Do you want groceries and gadgets delivered to your doorstep plus free restaurant delivery, or do you want groceries delivered and put inside your refrigerator plus gas discounts? (Or both?)
Those are the offerings in play as of Wednesday from Amazon and Walmart, respectively, with annual price points of $139 and $138, respectively.
On the same day that Amazon announced a deal with Grubhub that will give Amazon Prime members a free one-year trial of Grubhub+ (which offers free restaurant delivery on orders of $12 or more), Bentonville, Ark.-based Walmart announced that it's integrating InHome delivery as an optional add-on within its Walmart+ membership program.
Walmart's InHome delivery service is exactly what it sounds like, with a "highly trained InHome associate" delivering orders placed on Walmart.com or through the Walmart app into the customer's residence or garage via a one-time door access code and putting away perishable goods in the refrigerator or freezer as needed. The offering debuted in 2019 and was available to six million U.S. households as of the beginning of this year, when Walmart announced a major expansion of the service that would make InHome delivery available to around 30 million households by the end of 2022.
Previously, InHome and Walmart+ were separate membership programs, with InHome service costing $50 per year and a Walmart+ membership clocking in at $98 annually (or $12.95 per month). Walmart+ benefits include free unlimited grocery delivery from Walmart stores with a $35 minimum order, free shipping with no order minimum, use of checkout-free Scan & Go payment in store and, as of April, 10 cents off per gallon at more than 14,000 gas stations across the country.
On Wednesday, Walmart said that InHome now will be available as an add-on to Walmart+ memberships at a discounted rate of $40 per year (or $7 per month) for the in-residence delivery service—bringing the total cost for an annual Walmart+ membership with InHome service to $138, or $1 less than an Amazon Prime annual membership.
Walmart also announced Wednesday that InHome is going live in Miami, Tampa and Orlando, Florida; Dallas and Austin, Texas; and San Jose and San Francisco, California.
"We know how much InHome members love this service—they see the same familiar faces and build real relationships with our associates, who help them get through their busy weeks," InHome VP and general manager Whitney Pegden said in a statement. "InHome has one of the highest customer experience ratings in the business, and now we've made it even easier to access in even more locations."

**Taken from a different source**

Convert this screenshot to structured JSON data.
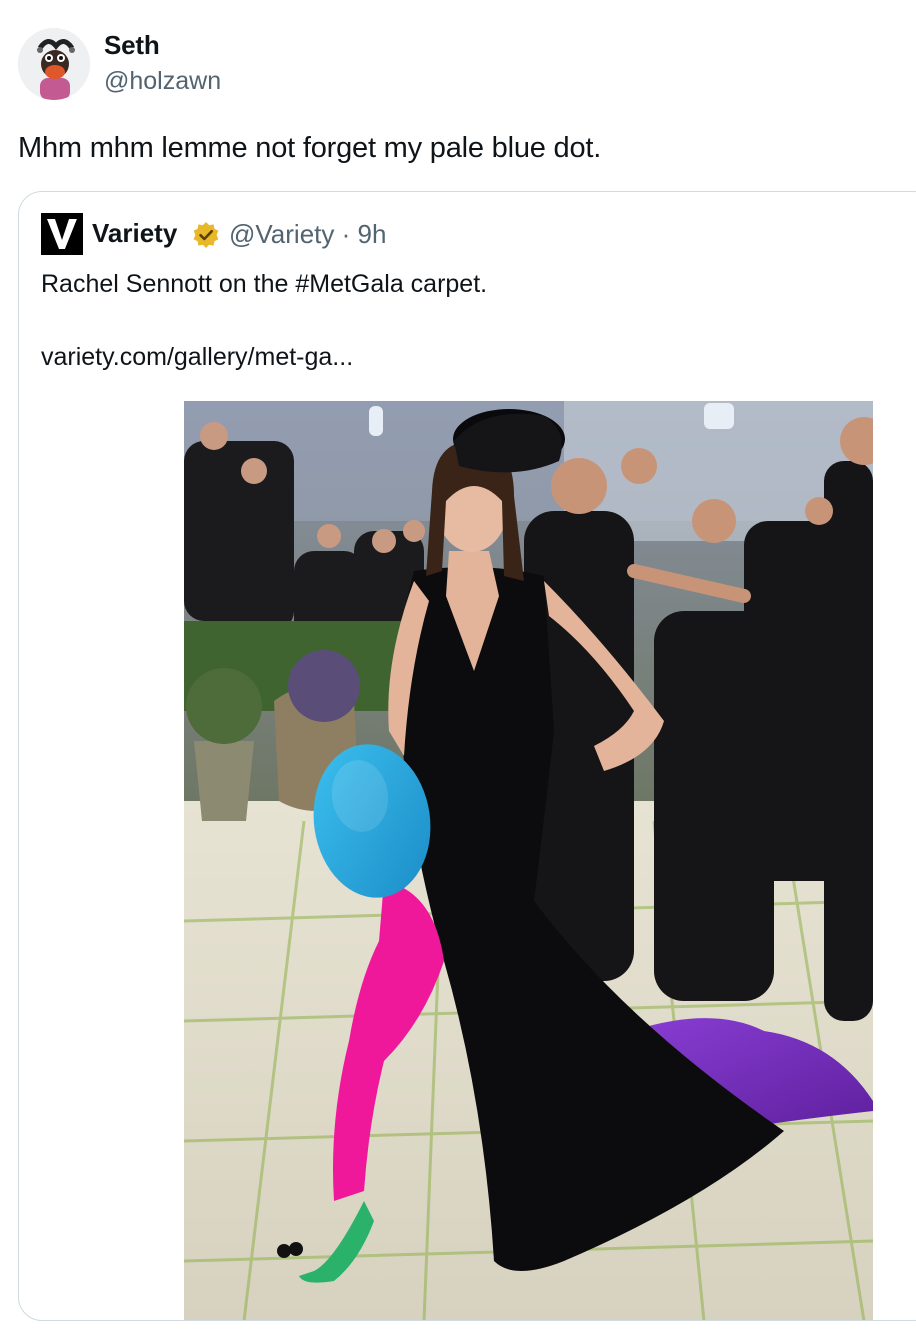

Most U.S. households (62%) belong to at least one retail membership program, Chicago-based research firm Numerator reported in May, with Amazon Prime holding by far the largest share of subscribers, although Walmart+, which launched in fall 2020, is seeing its numbers grow. Nearly three in four Walmart+ members (73%) also are Amazon Prime subscribers, according to Numerator.
Separate research from e-commerce analytics provider Similarweb this spring found Walmart gaining in online grocery transactions year over year since early 2021, while Amazon's grocery transactions on average were flat. "Walmart’s grocery segment growth was more steady than Amazon’s volatile growth," Similarweb's Lucas Pettinato wrote.

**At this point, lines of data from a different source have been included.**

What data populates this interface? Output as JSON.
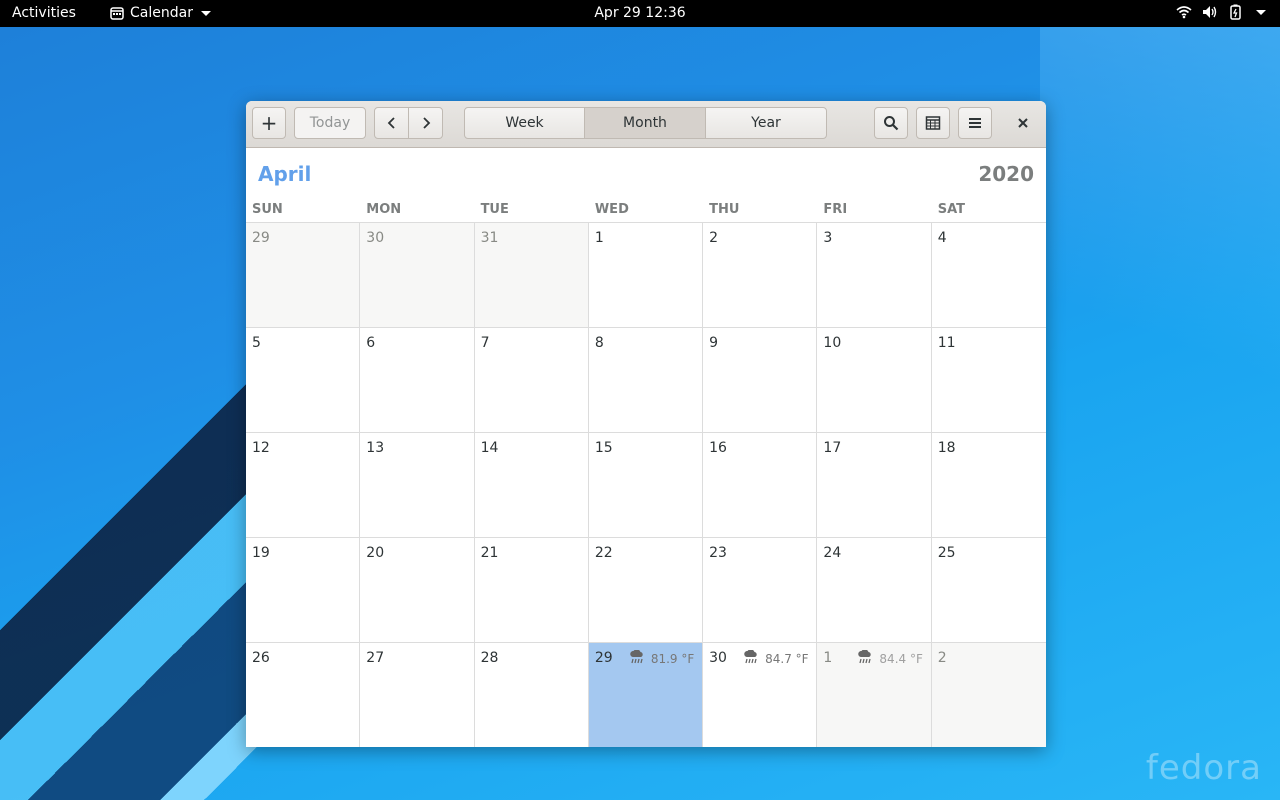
{
  "topbar": {
    "activities": "Activities",
    "app_name": "Calendar",
    "clock": "Apr 29  12:36"
  },
  "wallpaper": {
    "brand": "fedora"
  },
  "headerbar": {
    "today_label": "Today",
    "views": [
      "Week",
      "Month",
      "Year"
    ],
    "active_view": "Month"
  },
  "calendar": {
    "month": "April",
    "year": "2020",
    "weekdays": [
      "SUN",
      "MON",
      "TUE",
      "WED",
      "THU",
      "FRI",
      "SAT"
    ],
    "days": [
      {
        "n": "29",
        "other": true
      },
      {
        "n": "30",
        "other": true
      },
      {
        "n": "31",
        "other": true
      },
      {
        "n": "1"
      },
      {
        "n": "2"
      },
      {
        "n": "3"
      },
      {
        "n": "4"
      },
      {
        "n": "5"
      },
      {
        "n": "6"
      },
      {
        "n": "7"
      },
      {
        "n": "8"
      },
      {
        "n": "9"
      },
      {
        "n": "10"
      },
      {
        "n": "11"
      },
      {
        "n": "12"
      },
      {
        "n": "13"
      },
      {
        "n": "14"
      },
      {
        "n": "15"
      },
      {
        "n": "16"
      },
      {
        "n": "17"
      },
      {
        "n": "18"
      },
      {
        "n": "19"
      },
      {
        "n": "20"
      },
      {
        "n": "21"
      },
      {
        "n": "22"
      },
      {
        "n": "23"
      },
      {
        "n": "24"
      },
      {
        "n": "25"
      },
      {
        "n": "26"
      },
      {
        "n": "27"
      },
      {
        "n": "28"
      },
      {
        "n": "29",
        "today": true,
        "weather": "81.9 °F"
      },
      {
        "n": "30",
        "weather": "84.7 °F"
      },
      {
        "n": "1",
        "other": true,
        "weather": "84.4 °F"
      },
      {
        "n": "2",
        "other": true
      }
    ]
  },
  "colors": {
    "accent": "#62a0ea",
    "today_bg": "#a4c8f0"
  }
}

The Bentonville-based retailer, which has gone toe to toe with Amazon on membership deals before, touted as much in its InHome news release Wednesday. "Walmart’s e-commerce sales grew by 38% over the last two years, and Walmart continues to invest in the delivery space to create a seamless, flexible experience for customers," the company stated. "Additionally, the retailer is ramping up delivery slot capacity by 35% this year to meet growing demand."